He [A.G. Blumenthal] said that there were conflicts of interest in both “appearance and reality” in the society’s business dealings with board members, and that the society was spending too little money on animal care.
The report found that from 2005 to 2007, up to $258,000, or 5.2 percent of the society’s budget expenses, were spent on businesses connected to board members.
The investigation will continue into what Blumenthal called “serious and credible” allegations of misuse of society funds, including whether former President and Chairman Richard Johnston used society assets to support his unsuccessful campaign for the state Senate in the early 1990s.
The allegations first surfaced earlier this year when a group of current and former society employees formed the Coalition for Change.
The group claimed that Johnston, who led the organization for 24 years, had unchecked power over the venerable charity, one of the most prominent in the state.
Staffing cuts and policy decisions had diminished the society’s animal care, and Johnson was abusive to employees, some of whom he fired for trying to unionize, the Coalition for Change alleged.

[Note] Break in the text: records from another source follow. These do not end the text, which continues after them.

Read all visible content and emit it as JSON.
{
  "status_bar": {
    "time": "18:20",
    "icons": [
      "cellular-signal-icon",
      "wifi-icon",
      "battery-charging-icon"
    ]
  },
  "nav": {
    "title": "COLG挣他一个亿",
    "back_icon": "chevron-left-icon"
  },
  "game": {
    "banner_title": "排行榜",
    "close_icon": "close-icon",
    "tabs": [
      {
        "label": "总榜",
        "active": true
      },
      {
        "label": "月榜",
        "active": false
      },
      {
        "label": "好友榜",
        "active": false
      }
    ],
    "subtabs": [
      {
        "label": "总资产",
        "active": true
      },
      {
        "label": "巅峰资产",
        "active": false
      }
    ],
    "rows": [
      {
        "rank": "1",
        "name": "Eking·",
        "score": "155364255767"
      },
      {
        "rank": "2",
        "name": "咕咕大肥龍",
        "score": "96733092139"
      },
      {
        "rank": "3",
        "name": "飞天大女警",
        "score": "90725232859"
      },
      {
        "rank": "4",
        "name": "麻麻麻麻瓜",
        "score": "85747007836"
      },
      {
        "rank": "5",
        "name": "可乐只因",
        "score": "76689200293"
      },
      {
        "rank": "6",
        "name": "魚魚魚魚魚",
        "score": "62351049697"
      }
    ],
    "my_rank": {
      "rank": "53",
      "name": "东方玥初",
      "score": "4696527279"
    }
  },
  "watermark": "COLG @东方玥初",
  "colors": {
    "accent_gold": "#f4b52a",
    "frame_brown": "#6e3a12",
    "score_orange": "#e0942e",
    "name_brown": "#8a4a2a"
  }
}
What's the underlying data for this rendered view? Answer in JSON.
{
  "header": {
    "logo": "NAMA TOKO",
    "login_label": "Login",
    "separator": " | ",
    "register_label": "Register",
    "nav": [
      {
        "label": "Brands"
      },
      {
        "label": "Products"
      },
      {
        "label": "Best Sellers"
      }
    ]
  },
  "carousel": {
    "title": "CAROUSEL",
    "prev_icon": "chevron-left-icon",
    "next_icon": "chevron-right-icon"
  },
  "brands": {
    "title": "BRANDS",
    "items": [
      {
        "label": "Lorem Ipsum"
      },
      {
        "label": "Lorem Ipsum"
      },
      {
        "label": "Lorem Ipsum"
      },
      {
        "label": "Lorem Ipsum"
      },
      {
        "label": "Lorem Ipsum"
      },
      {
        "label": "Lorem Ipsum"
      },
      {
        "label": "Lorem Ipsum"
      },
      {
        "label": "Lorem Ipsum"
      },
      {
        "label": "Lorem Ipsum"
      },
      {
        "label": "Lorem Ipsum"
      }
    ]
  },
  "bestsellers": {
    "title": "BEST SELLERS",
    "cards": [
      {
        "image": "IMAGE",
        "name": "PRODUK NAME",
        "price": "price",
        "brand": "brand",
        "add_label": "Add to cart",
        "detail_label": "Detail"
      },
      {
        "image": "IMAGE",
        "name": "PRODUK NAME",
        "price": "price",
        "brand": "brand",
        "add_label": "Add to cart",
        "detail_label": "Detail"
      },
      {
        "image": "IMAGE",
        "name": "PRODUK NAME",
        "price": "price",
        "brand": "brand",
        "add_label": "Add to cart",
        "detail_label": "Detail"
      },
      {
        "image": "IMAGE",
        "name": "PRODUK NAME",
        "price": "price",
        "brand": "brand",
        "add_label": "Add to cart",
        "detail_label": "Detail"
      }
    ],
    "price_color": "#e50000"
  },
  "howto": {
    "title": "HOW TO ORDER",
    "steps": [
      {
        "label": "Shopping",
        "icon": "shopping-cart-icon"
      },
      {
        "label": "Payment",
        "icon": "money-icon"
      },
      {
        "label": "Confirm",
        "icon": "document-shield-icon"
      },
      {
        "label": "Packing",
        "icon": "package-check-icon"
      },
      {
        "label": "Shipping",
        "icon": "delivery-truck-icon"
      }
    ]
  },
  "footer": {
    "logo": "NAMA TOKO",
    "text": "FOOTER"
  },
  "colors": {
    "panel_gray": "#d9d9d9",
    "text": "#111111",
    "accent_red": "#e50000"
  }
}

This month, the President and Chairman of the Board resigned “to pursue other philanthropic pursuits after 24 years with the society” according to the article. (Heads up philanthropic pursuers!) The Board also voted to not have the same person serving as both President and Board Chair in future.
This quote from former employee Cathy DeMarco says it all:
“The public who relinquished their animals to the Humane Society in desperate times, very upset about relinquishing animals, think they’re giving the animal a chance, not knowing they were put down, sometimes within a day or two,” she said.
Imagine what you or I or anyone who cares about our communities’ pets could do with millions of dollars. And look what The CT Humane Society did instead. Shame.